Your task — Would you print each of the entries below precisely as given?
-- Opening Marker --
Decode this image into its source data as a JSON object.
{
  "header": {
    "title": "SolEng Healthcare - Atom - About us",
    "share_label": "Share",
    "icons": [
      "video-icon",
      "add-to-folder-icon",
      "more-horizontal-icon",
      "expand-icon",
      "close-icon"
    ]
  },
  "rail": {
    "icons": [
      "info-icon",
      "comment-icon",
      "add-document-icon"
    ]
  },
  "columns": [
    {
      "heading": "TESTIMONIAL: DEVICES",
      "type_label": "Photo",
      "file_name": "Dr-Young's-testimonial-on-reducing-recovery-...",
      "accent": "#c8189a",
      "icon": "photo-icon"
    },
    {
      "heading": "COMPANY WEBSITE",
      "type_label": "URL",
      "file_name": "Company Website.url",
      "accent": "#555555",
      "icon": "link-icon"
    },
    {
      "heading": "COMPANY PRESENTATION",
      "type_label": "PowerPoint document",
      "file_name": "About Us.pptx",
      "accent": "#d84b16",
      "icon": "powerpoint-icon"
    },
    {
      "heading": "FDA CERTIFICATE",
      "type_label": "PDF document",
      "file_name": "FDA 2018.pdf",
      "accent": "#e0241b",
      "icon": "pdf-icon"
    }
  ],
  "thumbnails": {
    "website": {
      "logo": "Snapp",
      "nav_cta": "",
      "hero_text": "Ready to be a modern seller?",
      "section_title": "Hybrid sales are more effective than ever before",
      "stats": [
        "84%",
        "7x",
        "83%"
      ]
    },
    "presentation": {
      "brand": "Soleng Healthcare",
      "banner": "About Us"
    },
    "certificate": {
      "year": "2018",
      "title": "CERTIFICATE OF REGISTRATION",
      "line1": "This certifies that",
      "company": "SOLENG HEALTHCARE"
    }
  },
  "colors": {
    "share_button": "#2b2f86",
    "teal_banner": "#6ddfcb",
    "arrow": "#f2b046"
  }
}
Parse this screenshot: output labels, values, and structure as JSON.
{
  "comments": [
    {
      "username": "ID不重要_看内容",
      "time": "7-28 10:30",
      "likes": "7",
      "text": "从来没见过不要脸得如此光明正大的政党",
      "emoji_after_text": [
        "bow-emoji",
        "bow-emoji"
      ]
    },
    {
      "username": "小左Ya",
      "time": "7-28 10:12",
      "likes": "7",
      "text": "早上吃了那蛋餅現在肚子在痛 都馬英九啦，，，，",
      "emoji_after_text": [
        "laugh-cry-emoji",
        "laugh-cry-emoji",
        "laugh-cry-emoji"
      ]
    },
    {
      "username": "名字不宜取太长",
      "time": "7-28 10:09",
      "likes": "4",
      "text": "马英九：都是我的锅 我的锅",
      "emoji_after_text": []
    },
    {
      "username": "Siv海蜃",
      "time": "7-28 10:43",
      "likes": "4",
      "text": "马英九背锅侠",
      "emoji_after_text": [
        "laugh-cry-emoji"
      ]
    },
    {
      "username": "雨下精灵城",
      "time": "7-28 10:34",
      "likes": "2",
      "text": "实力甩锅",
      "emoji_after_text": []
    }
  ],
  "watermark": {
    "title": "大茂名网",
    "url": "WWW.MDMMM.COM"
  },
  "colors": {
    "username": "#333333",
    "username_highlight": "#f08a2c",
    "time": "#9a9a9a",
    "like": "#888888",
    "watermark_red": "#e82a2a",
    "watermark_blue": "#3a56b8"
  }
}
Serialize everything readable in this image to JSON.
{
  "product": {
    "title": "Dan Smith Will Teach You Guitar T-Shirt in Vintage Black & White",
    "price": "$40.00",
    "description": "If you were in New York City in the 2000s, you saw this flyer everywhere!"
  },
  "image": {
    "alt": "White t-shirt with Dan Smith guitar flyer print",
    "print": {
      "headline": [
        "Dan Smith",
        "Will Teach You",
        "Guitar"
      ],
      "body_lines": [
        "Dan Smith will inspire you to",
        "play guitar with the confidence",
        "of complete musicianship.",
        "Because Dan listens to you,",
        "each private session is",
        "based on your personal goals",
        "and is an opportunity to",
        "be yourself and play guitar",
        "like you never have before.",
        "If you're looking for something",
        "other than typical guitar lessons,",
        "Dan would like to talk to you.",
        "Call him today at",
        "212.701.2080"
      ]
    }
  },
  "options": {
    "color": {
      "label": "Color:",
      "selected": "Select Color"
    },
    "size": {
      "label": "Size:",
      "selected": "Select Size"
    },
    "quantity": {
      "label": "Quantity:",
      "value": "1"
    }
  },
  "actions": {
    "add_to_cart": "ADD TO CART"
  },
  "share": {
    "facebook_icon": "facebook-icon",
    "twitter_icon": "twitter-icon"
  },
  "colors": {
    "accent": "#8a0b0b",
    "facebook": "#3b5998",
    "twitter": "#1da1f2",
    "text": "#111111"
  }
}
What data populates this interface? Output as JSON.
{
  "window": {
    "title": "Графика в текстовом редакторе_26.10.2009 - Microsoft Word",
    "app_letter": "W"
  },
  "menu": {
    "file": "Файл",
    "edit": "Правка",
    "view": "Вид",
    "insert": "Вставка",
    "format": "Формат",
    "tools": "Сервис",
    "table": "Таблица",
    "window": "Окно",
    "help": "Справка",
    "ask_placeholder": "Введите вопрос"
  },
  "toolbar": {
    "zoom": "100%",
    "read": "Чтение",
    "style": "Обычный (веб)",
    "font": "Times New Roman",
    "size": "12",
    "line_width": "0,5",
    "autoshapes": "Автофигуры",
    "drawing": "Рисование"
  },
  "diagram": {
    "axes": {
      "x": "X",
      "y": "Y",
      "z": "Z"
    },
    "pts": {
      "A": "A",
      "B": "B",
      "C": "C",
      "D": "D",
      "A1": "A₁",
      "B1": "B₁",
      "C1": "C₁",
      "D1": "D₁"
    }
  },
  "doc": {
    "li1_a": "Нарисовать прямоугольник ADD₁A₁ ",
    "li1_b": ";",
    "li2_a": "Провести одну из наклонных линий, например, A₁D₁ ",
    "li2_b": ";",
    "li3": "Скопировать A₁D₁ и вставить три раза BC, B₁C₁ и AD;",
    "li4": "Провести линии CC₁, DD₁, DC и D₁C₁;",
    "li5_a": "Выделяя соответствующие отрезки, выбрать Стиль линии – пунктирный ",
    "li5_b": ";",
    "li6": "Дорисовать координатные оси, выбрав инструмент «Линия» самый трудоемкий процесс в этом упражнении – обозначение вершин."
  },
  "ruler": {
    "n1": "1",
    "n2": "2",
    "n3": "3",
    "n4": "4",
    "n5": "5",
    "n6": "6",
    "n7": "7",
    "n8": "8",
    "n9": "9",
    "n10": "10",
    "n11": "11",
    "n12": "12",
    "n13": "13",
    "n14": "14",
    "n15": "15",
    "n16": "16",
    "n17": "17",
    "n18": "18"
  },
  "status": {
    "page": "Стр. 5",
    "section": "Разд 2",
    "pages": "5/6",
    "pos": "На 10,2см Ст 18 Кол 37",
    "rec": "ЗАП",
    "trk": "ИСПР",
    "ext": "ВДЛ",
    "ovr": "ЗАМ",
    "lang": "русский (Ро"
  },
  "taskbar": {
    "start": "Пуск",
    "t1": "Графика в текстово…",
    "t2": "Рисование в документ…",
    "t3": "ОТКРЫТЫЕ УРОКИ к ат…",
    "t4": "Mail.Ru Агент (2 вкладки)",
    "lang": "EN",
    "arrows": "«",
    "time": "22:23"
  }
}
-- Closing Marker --
Response area —
Decode this image into its source data as a JSON object.
{
  "header": {
    "title": "SolEng Healthcare - Atom - About us",
    "share_label": "Share",
    "icons": [
      "video-icon",
      "add-to-folder-icon",
      "more-horizontal-icon",
      "expand-icon",
      "close-icon"
    ]
  },
  "rail": {
    "icons": [
      "info-icon",
      "comment-icon",
      "add-document-icon"
    ]
  },
  "columns": [
    {
      "heading": "TESTIMONIAL: DEVICES",
      "type_label": "Photo",
      "file_name": "Dr-Young's-testimonial-on-reducing-recovery-...",
      "accent": "#c8189a",
      "icon": "photo-icon"
    },
    {
      "heading": "COMPANY WEBSITE",
      "type_label": "URL",
      "file_name": "Company Website.url",
      "accent": "#555555",
      "icon": "link-icon"
    },
    {
      "heading": "COMPANY PRESENTATION",
      "type_label": "PowerPoint document",
      "file_name": "About Us.pptx",
      "accent": "#d84b16",
      "icon": "powerpoint-icon"
    },
    {
      "heading": "FDA CERTIFICATE",
      "type_label": "PDF document",
      "file_name": "FDA 2018.pdf",
      "accent": "#e0241b",
      "icon": "pdf-icon"
    }
  ],
  "thumbnails": {
    "website": {
      "logo": "Snapp",
      "nav_cta": "",
      "hero_text": "Ready to be a modern seller?",
      "section_title": "Hybrid sales are more effective than ever before",
      "stats": [
        "84%",
        "7x",
        "83%"
      ]
    },
    "presentation": {
      "brand": "Soleng Healthcare",
      "banner": "About Us"
    },
    "certificate": {
      "year": "2018",
      "title": "CERTIFICATE OF REGISTRATION",
      "line1": "This certifies that",
      "company": "SOLENG HEALTHCARE"
    }
  },
  "colors": {
    "share_button": "#2b2f86",
    "teal_banner": "#6ddfcb",
    "arrow": "#f2b046"
  }
}
Parse this screenshot: output labels, values, and structure as JSON.
{
  "comments": [
    {
      "username": "ID不重要_看内容",
      "time": "7-28 10:30",
      "likes": "7",
      "text": "从来没见过不要脸得如此光明正大的政党",
      "emoji_after_text": [
        "bow-emoji",
        "bow-emoji"
      ]
    },
    {
      "username": "小左Ya",
      "time": "7-28 10:12",
      "likes": "7",
      "text": "早上吃了那蛋餅現在肚子在痛 都馬英九啦，，，，",
      "emoji_after_text": [
        "laugh-cry-emoji",
        "laugh-cry-emoji",
        "laugh-cry-emoji"
      ]
    },
    {
      "username": "名字不宜取太长",
      "time": "7-28 10:09",
      "likes": "4",
      "text": "马英九：都是我的锅 我的锅",
      "emoji_after_text": []
    },
    {
      "username": "Siv海蜃",
      "time": "7-28 10:43",
      "likes": "4",
      "text": "马英九背锅侠",
      "emoji_after_text": [
        "laugh-cry-emoji"
      ]
    },
    {
      "username": "雨下精灵城",
      "time": "7-28 10:34",
      "likes": "2",
      "text": "实力甩锅",
      "emoji_after_text": []
    }
  ],
  "watermark": {
    "title": "大茂名网",
    "url": "WWW.MDMMM.COM"
  },
  "colors": {
    "username": "#333333",
    "username_highlight": "#f08a2c",
    "time": "#9a9a9a",
    "like": "#888888",
    "watermark_red": "#e82a2a",
    "watermark_blue": "#3a56b8"
  }
}
Serialize everything readable in this image to JSON.
{
  "product": {
    "title": "Dan Smith Will Teach You Guitar T-Shirt in Vintage Black & White",
    "price": "$40.00",
    "description": "If you were in New York City in the 2000s, you saw this flyer everywhere!"
  },
  "image": {
    "alt": "White t-shirt with Dan Smith guitar flyer print",
    "print": {
      "headline": [
        "Dan Smith",
        "Will Teach You",
        "Guitar"
      ],
      "body_lines": [
        "Dan Smith will inspire you to",
        "play guitar with the confidence",
        "of complete musicianship.",
        "Because Dan listens to you,",
        "each private session is",
        "based on your personal goals",
        "and is an opportunity to",
        "be yourself and play guitar",
        "like you never have before.",
        "If you're looking for something",
        "other than typical guitar lessons,",
        "Dan would like to talk to you.",
        "Call him today at",
        "212.701.2080"
      ]
    }
  },
  "options": {
    "color": {
      "label": "Color:",
      "selected": "Select Color"
    },
    "size": {
      "label": "Size:",
      "selected": "Select Size"
    },
    "quantity": {
      "label": "Quantity:",
      "value": "1"
    }
  },
  "actions": {
    "add_to_cart": "ADD TO CART"
  },
  "share": {
    "facebook_icon": "facebook-icon",
    "twitter_icon": "twitter-icon"
  },
  "colors": {
    "accent": "#8a0b0b",
    "facebook": "#3b5998",
    "twitter": "#1da1f2",
    "text": "#111111"
  }
}
What data populates this interface? Output as JSON.
{
  "window": {
    "title": "Графика в текстовом редакторе_26.10.2009 - Microsoft Word",
    "app_letter": "W"
  },
  "menu": {
    "file": "Файл",
    "edit": "Правка",
    "view": "Вид",
    "insert": "Вставка",
    "format": "Формат",
    "tools": "Сервис",
    "table": "Таблица",
    "window": "Окно",
    "help": "Справка",
    "ask_placeholder": "Введите вопрос"
  },
  "toolbar": {
    "zoom": "100%",
    "read": "Чтение",
    "style": "Обычный (веб)",
    "font": "Times New Roman",
    "size": "12",
    "line_width": "0,5",
    "autoshapes": "Автофигуры",
    "drawing": "Рисование"
  },
  "diagram": {
    "axes": {
      "x": "X",
      "y": "Y",
      "z": "Z"
    },
    "pts": {
      "A": "A",
      "B": "B",
      "C": "C",
      "D": "D",
      "A1": "A₁",
      "B1": "B₁",
      "C1": "C₁",
      "D1": "D₁"
    }
  },
  "doc": {
    "li1_a": "Нарисовать прямоугольник ADD₁A₁ ",
    "li1_b": ";",
    "li2_a": "Провести одну из наклонных линий, например, A₁D₁ ",
    "li2_b": ";",
    "li3": "Скопировать A₁D₁ и вставить три раза BC, B₁C₁ и AD;",
    "li4": "Провести линии CC₁, DD₁, DC и D₁C₁;",
    "li5_a": "Выделяя соответствующие отрезки, выбрать Стиль линии – пунктирный ",
    "li5_b": ";",
    "li6": "Дорисовать координатные оси, выбрав инструмент «Линия» самый трудоемкий процесс в этом упражнении – обозначение вершин."
  },
  "ruler": {
    "n1": "1",
    "n2": "2",
    "n3": "3",
    "n4": "4",
    "n5": "5",
    "n6": "6",
    "n7": "7",
    "n8": "8",
    "n9": "9",
    "n10": "10",
    "n11": "11",
    "n12": "12",
    "n13": "13",
    "n14": "14",
    "n15": "15",
    "n16": "16",
    "n17": "17",
    "n18": "18"
  },
  "status": {
    "page": "Стр. 5",
    "section": "Разд 2",
    "pages": "5/6",
    "pos": "На 10,2см Ст 18 Кол 37",
    "rec": "ЗАП",
    "trk": "ИСПР",
    "ext": "ВДЛ",
    "ovr": "ЗАМ",
    "lang": "русский (Ро"
  },
  "taskbar": {
    "start": "Пуск",
    "t1": "Графика в текстово…",
    "t2": "Рисование в документ…",
    "t3": "ОТКРЫТЫЕ УРОКИ к ат…",
    "t4": "Mail.Ru Агент (2 вкладки)",
    "lang": "EN",
    "arrows": "«",
    "time": "22:23"
  }
}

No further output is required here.